You're engrossed in a scary TV movie when it dawns on you: you've eaten an entire bag of chips! Or you're running late for work, so you inhale a massive muffin en route. This mindless munching can sabotage your weight loss efforts. But paying closer attention to what and how you eat can help you make better choices.

1. Invest in your food.

In general, people have gotten away from the art of cooking. The more you're involved in creating what you eat—from growing your own vegetables, to shopping for ingredients, to enjoying all the aspects of food preparation—the more mindful you will be. Setting a nice table also helps honor the sanctity of mealtime.

2. Be realistic.

Unless you're living in a monastery, you're still going to eat a sandwich in your cubicle or snack in your car from time to time. But you can take small steps in the right direction: Try to slow down whenever possible (and sit, if you tend to eat while standing or walking) and plan a mindful meal at least once a week. Devote at least 30 minutes to this meal, and really pay attention to the tastes, smells and textures of your food.

3. Feel full.

Your mind and body work together when you eat. Not paying attention to your meals can affect your digestive process negatively, often causing gas and bloating. Furthermore, if your mind is otherwise occupied while you're eating, your brain is likely to miss the signals that tell you you're full.

4. Tune out distractions.

When you're preoccupied with Facebook or the TV, you can't focus on your food. Disconnect from all devices, and eat in areas designed for dining—not on the couch, but at the kitchen or dining room table. (66 percent of Americans regularly eat dinner in front of the TV!)

5. Skip the starvation tactic.

It's a classic diet don't: You eat like a bird or skip a meal and, later, you (mindlessly) make up for it two or three times over. Instead, eat smaller portions more frequently throughout the day to keep yourself satiated. Using salad plates can help keep quantities reasonable—not too big or too small.

6. Control cravings.

Some people can have one or two cookies and stop. For others, one or two leads to chowing down on the whole box.
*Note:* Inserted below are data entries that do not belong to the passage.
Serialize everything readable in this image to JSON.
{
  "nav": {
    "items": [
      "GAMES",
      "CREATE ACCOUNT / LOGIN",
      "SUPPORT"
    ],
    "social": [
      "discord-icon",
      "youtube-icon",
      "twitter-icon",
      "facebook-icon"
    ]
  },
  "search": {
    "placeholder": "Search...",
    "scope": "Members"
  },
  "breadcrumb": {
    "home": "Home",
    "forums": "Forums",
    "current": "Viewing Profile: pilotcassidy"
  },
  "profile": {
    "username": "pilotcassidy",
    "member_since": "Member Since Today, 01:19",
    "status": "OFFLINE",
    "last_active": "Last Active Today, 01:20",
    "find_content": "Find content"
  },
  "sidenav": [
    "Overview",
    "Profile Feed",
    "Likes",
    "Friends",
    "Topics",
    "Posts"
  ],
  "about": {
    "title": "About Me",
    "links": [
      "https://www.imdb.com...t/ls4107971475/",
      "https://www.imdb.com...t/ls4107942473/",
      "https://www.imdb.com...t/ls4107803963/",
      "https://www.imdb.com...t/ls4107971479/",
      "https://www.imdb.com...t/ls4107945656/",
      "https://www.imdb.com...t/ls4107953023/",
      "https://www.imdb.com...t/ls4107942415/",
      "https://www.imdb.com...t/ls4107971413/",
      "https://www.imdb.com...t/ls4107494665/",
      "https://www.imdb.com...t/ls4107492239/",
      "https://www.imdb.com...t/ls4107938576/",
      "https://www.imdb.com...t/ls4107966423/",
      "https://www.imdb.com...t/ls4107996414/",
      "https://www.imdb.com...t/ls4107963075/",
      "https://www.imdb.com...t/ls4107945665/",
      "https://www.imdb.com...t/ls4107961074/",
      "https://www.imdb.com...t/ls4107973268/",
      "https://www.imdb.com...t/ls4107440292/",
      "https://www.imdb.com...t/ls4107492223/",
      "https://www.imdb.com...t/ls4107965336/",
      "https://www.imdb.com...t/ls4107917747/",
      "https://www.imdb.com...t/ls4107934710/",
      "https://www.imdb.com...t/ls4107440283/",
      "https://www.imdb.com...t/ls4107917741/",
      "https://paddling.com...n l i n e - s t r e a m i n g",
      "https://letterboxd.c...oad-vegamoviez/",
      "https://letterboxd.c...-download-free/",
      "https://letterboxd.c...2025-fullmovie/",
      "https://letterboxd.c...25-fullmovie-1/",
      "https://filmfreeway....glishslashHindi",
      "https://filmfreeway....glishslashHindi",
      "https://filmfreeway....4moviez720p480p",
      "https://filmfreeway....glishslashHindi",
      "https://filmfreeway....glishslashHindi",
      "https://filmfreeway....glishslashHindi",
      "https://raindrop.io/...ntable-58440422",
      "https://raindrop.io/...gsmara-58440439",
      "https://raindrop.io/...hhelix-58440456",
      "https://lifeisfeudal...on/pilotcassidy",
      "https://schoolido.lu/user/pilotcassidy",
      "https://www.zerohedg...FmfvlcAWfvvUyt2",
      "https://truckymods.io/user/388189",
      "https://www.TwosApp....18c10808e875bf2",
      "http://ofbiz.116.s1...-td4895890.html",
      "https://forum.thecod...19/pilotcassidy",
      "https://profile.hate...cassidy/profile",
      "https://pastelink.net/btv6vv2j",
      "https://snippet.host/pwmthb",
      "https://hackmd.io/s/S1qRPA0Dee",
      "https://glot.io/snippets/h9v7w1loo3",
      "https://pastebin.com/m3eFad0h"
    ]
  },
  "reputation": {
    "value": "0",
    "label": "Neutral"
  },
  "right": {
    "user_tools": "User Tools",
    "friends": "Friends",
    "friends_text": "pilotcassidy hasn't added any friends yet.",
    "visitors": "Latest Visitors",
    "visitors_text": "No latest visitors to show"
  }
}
Mindful eating doesn't mean depriving yourself of the foods you love, but it does mean being honest with yourself: If indulging in certain foods usually leads to a binge, try to find a healthy substitute instead.

Adapted from our sister publication, REMEDY's Healthy Living Fall 2012

Publication Review By: the Editorial Staff at

Published: 17 Aug 2012

Last Modified: 15 Sep 2014